This amiable Monarch seems born to have suffered Misfortunes equal to those of his lovely Grandmother; Misfortunes which he could not deserve since he was her descendant. Never certainly were there before so many detestable Characters at one time in England as in this period of its History; Never were amiable Men so scarce. The number of them throughout the whole Kingdom amounting only to five, besides the inhabitants of Oxford who were always loyal to their King and faithful to his interests. The names of this noble five who never forgot the duty of the Subject, or swerved from their attachment to his Majesty, were as follows: The King himself, ever steadfast in his own support, Archbishop Laud, Earl of Strafford, Viscount Faulkland, and Duke of Ormond, who were scarcely less strenuous or zealous in the cause.
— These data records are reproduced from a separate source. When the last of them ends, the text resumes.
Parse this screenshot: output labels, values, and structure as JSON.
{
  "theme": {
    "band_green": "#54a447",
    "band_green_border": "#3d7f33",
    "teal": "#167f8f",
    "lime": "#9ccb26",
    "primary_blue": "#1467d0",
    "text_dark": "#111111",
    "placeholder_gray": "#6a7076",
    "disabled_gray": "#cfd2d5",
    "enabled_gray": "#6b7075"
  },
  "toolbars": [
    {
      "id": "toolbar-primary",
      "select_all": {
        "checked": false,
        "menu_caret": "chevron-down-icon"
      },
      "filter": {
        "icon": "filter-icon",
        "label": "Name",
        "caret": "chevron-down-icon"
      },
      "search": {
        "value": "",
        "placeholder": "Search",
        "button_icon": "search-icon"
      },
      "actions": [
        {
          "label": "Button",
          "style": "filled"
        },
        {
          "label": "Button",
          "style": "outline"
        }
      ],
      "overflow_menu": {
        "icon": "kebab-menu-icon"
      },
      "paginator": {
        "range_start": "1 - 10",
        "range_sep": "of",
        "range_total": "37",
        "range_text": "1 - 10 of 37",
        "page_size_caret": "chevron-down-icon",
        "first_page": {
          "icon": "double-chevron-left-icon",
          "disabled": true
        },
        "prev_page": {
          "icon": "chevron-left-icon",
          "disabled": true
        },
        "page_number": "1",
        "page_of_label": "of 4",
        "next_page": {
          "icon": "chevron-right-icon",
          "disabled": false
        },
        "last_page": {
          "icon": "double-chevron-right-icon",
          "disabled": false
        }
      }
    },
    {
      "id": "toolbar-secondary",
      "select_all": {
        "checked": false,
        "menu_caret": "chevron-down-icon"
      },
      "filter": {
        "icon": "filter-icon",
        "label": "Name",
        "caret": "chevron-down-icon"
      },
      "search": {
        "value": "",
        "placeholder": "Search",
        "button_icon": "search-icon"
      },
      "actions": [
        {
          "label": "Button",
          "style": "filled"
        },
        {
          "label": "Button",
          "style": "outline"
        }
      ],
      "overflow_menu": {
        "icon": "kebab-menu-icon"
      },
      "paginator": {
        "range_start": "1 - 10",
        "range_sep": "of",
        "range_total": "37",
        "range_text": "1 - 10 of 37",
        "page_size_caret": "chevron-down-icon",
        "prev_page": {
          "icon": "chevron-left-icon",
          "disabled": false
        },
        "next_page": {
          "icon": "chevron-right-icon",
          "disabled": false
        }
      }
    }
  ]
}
While the Villains of the time would make too long a list to be written or read; I shall therefore content myself with mentioning the leaders of the Gang. Cromwell, Fairfax, Hampden, and Pym may be considered as the original Causers of all the disturbances, Distresses, and Civil Wars in which England for many years was embroiled. In this reign as well as in that of Elizabeth, I am obliged in spite of my attachment to the Scotch, to consider them as equally guilty with the generality of the English, since they dared to think differently from their Sovereign, to forget the Adoration which as Stuarts it was their Duty to pay them, to rebel against, dethrone and imprison the unfortunate Mary; to oppose, to deceive, and to sell the no less unfortunate Charles. The Events of this Monarch’s reign are too numerous for my pen, and inded the recital of any Events (except what I make myself) is uninteresting to me; my principal reason for undertaking the History of England being to prove the innocence of the Queen of Scotland, which I flatter myself with having effectually done, and to abuse Elizabeth, tho’ I am rather fearful of having fallen short in the latter part of my Scheme. As therefore it is not my intention to give any particular account of the distresses into which this King was involved through the misconduct and Cruelty of his Parliament, I shall satisfy myself with vindicating him from the Reproach of arbitrary and tyrannical Government with which he has often been charged. This, I feel, is not difficult to be done, for with one argument I am certain of satisfying every sensible and well disposed person whose opinions have been properly guided by a good Education—and this argument is that he was a Stuart.
Finis Saturday November 26th, 1791